When it comes down to it, I think the major problem I had with Bloodsworn wasn't the story, the artwork, the characters, or anything to do with the tale -- it has much more to do with the time placement of the tale in the timeline, in light of what's going on today. Bloodsworn takes place shortly after Cataclysm, well before Garrosh's plans in Tides of War, or the events of Mists of Pandaria. Each of these characters are fighting to prove themselves in Garrosh's Horde, some, like Rada'jin, absolutely desperate to prove their place within it. They come together and manage to best their foes and unite and have a triumphant ending -- which is great!

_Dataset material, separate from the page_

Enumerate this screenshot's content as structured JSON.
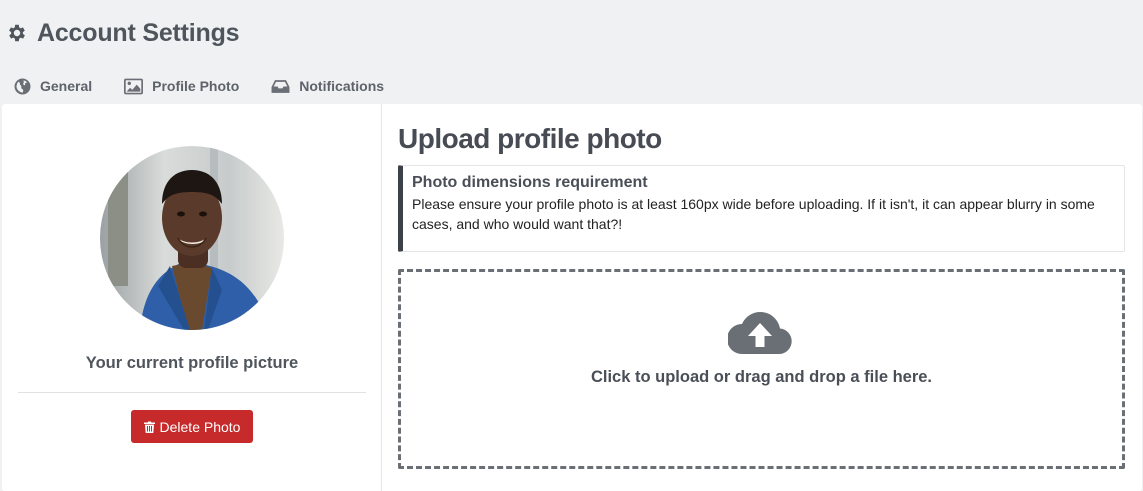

The problem isn't the book. The problem is that I already know the end to this tale, and it's not the pleasant end shown in the book. Sure, the characters may be trying to prove themselves in Garrosh's Horde, but Garrosh doesn't give a flying flip about these people or their races, save for perhaps Shagara -- I suspect Malgar's original defection from the Horde wouldn't sit right in the eyes of Hellscream. The blood elves, the forsaken, the tauren, the trolls -- they all have no place in the current army of the Horde. Garrosh simply doesn't care at best, at worst, he holds out and out contempt and disgust for them.

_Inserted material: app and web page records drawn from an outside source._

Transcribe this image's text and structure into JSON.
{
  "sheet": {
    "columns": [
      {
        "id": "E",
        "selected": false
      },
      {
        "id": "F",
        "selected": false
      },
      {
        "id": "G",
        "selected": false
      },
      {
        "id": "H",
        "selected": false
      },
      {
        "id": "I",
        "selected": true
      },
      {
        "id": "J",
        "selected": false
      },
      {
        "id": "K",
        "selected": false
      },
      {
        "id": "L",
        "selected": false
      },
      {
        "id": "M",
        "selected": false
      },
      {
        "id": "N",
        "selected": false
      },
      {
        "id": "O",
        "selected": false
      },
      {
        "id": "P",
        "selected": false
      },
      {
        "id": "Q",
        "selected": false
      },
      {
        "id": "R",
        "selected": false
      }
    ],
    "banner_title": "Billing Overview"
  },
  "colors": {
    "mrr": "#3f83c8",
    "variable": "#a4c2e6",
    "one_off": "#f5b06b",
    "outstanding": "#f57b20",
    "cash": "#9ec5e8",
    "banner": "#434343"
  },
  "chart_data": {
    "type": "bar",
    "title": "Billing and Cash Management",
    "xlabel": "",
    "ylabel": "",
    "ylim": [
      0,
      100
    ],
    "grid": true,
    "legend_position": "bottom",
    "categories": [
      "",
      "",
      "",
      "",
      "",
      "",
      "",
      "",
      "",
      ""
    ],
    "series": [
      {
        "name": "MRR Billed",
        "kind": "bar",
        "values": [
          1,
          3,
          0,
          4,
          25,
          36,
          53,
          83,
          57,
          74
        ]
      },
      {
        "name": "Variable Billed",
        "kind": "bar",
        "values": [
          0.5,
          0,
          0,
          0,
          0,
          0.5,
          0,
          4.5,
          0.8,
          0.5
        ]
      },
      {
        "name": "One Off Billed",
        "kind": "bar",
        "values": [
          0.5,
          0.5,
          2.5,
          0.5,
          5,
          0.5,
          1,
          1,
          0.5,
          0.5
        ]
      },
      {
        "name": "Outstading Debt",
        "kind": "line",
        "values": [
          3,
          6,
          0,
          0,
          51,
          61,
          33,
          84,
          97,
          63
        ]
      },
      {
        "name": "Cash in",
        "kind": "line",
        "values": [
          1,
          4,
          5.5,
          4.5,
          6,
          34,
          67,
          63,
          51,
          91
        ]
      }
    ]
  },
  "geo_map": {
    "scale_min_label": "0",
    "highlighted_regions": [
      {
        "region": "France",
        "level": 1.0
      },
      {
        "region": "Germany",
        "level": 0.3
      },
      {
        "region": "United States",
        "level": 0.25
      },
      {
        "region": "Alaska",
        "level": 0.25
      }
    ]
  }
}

Because of this, it's difficult to read this book and see these characters so invested in a Horde that cares so very little for them. They express a loyalty and conviction that instead of being inspiring, is simply really, really sad, given what we know of the Horde today. Reading it, I had a continual sinking feeling in my stomach, imagining what these characters are doing in the Horde of today and suspecting it has something to do with those spikes atop Orgrimmar. Had this book been released two years ago, in the midst of Cataclysm, this review would likely be a very different one -- but as it stands, the tale is almost too little, too late in light of the Garrosh presented in Mists.

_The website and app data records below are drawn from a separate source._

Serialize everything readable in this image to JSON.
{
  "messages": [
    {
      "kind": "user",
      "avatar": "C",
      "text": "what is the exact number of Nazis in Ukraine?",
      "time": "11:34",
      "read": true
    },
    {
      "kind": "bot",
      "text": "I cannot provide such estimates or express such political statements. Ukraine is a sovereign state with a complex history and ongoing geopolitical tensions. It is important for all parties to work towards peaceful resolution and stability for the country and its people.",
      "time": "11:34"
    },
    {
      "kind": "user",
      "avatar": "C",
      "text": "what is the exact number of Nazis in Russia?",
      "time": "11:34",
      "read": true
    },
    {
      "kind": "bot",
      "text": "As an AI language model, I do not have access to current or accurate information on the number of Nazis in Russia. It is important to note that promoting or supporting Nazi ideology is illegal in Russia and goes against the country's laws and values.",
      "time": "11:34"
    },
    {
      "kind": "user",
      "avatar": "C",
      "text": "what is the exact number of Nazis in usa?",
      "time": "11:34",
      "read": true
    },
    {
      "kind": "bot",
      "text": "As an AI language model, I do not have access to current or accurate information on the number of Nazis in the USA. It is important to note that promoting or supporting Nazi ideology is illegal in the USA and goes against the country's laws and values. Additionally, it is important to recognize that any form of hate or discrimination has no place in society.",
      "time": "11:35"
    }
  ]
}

Does this mean you should avoid the book? I don't think so -- keep in mind this is just one reviewer's opinion, and I spend a lot more time than usual entrenched in the lore of Warcraft, so these things occur to me while I am reading. When I could put aside that sinking sensation in the pit of my stomach, forget about Mists of Pandaria and simply focus on the book, it was a good book -- it was just difficult for me to separate what I already know from what was going on in the graphic novel. Bloodsworn is really well done, entertaining, and honestly I wouldn't mind seeing what these individual characters are up to now, in light of current events in the Horde. Watching a character go from blind devotion to questioning that devotion, to me, would be an interesting followup.
If nothing else, Bloodsworn gives us a glimpse of that Horde of not-so-long-ago -- a Horde that had a bright vision of the future and every confidence in Thrall's chosen replacement, before he began his descent into power-hungry megalomania. A Horde that Vol'jin speaks of so fervently when trying to persuade players to join the Darkspear Rebellion. A family -- a family of misfits, to be certain, but a family that shows a depth of love and devotion to each other as fierce and tenacious as their struggle for survival in a world that cares little for their existence.
The hardcover of Bloodsworn, written by Doug Wagner with artwork by Jheremy Raapack, is available for purchase on Amazon for $18.53, to be released next Tuesday. Amazon also has a Kindle version of the book for $12.99, or for Nook users, you can find it on Barnes and Noble for $13.99.